What you will do:
The material below must be retyped in full, with every line kept exactly as it is.

Supplied data:
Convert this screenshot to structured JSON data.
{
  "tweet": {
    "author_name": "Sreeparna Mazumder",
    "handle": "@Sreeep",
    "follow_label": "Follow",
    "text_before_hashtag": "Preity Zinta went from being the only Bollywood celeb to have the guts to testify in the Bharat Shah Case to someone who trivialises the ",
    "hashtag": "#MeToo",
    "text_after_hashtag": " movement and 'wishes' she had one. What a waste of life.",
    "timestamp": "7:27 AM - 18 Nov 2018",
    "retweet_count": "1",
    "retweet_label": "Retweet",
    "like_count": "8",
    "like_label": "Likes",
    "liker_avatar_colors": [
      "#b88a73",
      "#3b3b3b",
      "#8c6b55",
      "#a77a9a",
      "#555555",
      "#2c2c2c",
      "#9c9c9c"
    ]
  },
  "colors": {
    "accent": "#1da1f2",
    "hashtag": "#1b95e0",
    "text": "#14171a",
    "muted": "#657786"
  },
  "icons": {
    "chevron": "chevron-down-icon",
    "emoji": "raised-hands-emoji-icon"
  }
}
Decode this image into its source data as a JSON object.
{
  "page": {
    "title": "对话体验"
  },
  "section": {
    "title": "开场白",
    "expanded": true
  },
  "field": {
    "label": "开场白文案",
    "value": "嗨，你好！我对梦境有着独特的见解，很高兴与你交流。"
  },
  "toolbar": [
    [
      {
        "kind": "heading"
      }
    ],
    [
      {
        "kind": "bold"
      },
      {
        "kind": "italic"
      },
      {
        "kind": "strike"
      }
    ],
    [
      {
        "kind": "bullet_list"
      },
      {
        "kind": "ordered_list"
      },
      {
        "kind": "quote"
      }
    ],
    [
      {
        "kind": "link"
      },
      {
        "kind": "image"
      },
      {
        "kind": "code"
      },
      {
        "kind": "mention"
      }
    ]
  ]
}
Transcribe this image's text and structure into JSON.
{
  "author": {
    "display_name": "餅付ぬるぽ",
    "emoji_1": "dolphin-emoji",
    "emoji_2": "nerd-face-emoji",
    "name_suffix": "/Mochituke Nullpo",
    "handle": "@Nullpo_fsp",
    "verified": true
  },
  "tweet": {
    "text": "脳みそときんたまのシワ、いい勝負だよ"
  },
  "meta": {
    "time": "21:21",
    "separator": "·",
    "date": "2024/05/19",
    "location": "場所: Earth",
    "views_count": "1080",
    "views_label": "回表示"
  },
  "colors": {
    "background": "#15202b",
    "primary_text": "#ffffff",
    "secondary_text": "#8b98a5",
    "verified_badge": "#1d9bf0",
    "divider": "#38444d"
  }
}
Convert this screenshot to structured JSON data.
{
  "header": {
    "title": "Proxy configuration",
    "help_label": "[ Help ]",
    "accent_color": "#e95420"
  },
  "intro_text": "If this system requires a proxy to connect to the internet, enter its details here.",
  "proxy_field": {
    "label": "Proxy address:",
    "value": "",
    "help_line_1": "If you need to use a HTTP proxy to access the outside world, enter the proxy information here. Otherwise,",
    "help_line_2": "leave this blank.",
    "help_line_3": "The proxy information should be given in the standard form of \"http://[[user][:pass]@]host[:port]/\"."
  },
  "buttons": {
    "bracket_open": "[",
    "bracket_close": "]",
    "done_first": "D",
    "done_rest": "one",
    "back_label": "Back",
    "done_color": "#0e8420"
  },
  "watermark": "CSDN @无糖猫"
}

Exercise result:
Convert this screenshot to structured JSON data.
{
  "tweet": {
    "author_name": "Sreeparna Mazumder",
    "handle": "@Sreeep",
    "follow_label": "Follow",
    "text_before_hashtag": "Preity Zinta went from being the only Bollywood celeb to have the guts to testify in the Bharat Shah Case to someone who trivialises the ",
    "hashtag": "#MeToo",
    "text_after_hashtag": " movement and 'wishes' she had one. What a waste of life.",
    "timestamp": "7:27 AM - 18 Nov 2018",
    "retweet_count": "1",
    "retweet_label": "Retweet",
    "like_count": "8",
    "like_label": "Likes",
    "liker_avatar_colors": [
      "#b88a73",
      "#3b3b3b",
      "#8c6b55",
      "#a77a9a",
      "#555555",
      "#2c2c2c",
      "#9c9c9c"
    ]
  },
  "colors": {
    "accent": "#1da1f2",
    "hashtag": "#1b95e0",
    "text": "#14171a",
    "muted": "#657786"
  },
  "icons": {
    "chevron": "chevron-down-icon",
    "emoji": "raised-hands-emoji-icon"
  }
}
Decode this image into its source data as a JSON object.
{
  "page": {
    "title": "对话体验"
  },
  "section": {
    "title": "开场白",
    "expanded": true
  },
  "field": {
    "label": "开场白文案",
    "value": "嗨，你好！我对梦境有着独特的见解，很高兴与你交流。"
  },
  "toolbar": [
    [
      {
        "kind": "heading"
      }
    ],
    [
      {
        "kind": "bold"
      },
      {
        "kind": "italic"
      },
      {
        "kind": "strike"
      }
    ],
    [
      {
        "kind": "bullet_list"
      },
      {
        "kind": "ordered_list"
      },
      {
        "kind": "quote"
      }
    ],
    [
      {
        "kind": "link"
      },
      {
        "kind": "image"
      },
      {
        "kind": "code"
      },
      {
        "kind": "mention"
      }
    ]
  ]
}
Transcribe this image's text and structure into JSON.
{
  "author": {
    "display_name": "餅付ぬるぽ",
    "emoji_1": "dolphin-emoji",
    "emoji_2": "nerd-face-emoji",
    "name_suffix": "/Mochituke Nullpo",
    "handle": "@Nullpo_fsp",
    "verified": true
  },
  "tweet": {
    "text": "脳みそときんたまのシワ、いい勝負だよ"
  },
  "meta": {
    "time": "21:21",
    "separator": "·",
    "date": "2024/05/19",
    "location": "場所: Earth",
    "views_count": "1080",
    "views_label": "回表示"
  },
  "colors": {
    "background": "#15202b",
    "primary_text": "#ffffff",
    "secondary_text": "#8b98a5",
    "verified_badge": "#1d9bf0",
    "divider": "#38444d"
  }
}
Convert this screenshot to structured JSON data.
{
  "header": {
    "title": "Proxy configuration",
    "help_label": "[ Help ]",
    "accent_color": "#e95420"
  },
  "intro_text": "If this system requires a proxy to connect to the internet, enter its details here.",
  "proxy_field": {
    "label": "Proxy address:",
    "value": "",
    "help_line_1": "If you need to use a HTTP proxy to access the outside world, enter the proxy information here. Otherwise,",
    "help_line_2": "leave this blank.",
    "help_line_3": "The proxy information should be given in the standard form of \"http://[[user][:pass]@]host[:port]/\"."
  },
  "buttons": {
    "bracket_open": "[",
    "bracket_close": "]",
    "done_first": "D",
    "done_rest": "one",
    "back_label": "Back",
    "done_color": "#0e8420"
  },
  "watermark": "CSDN @无糖猫"
}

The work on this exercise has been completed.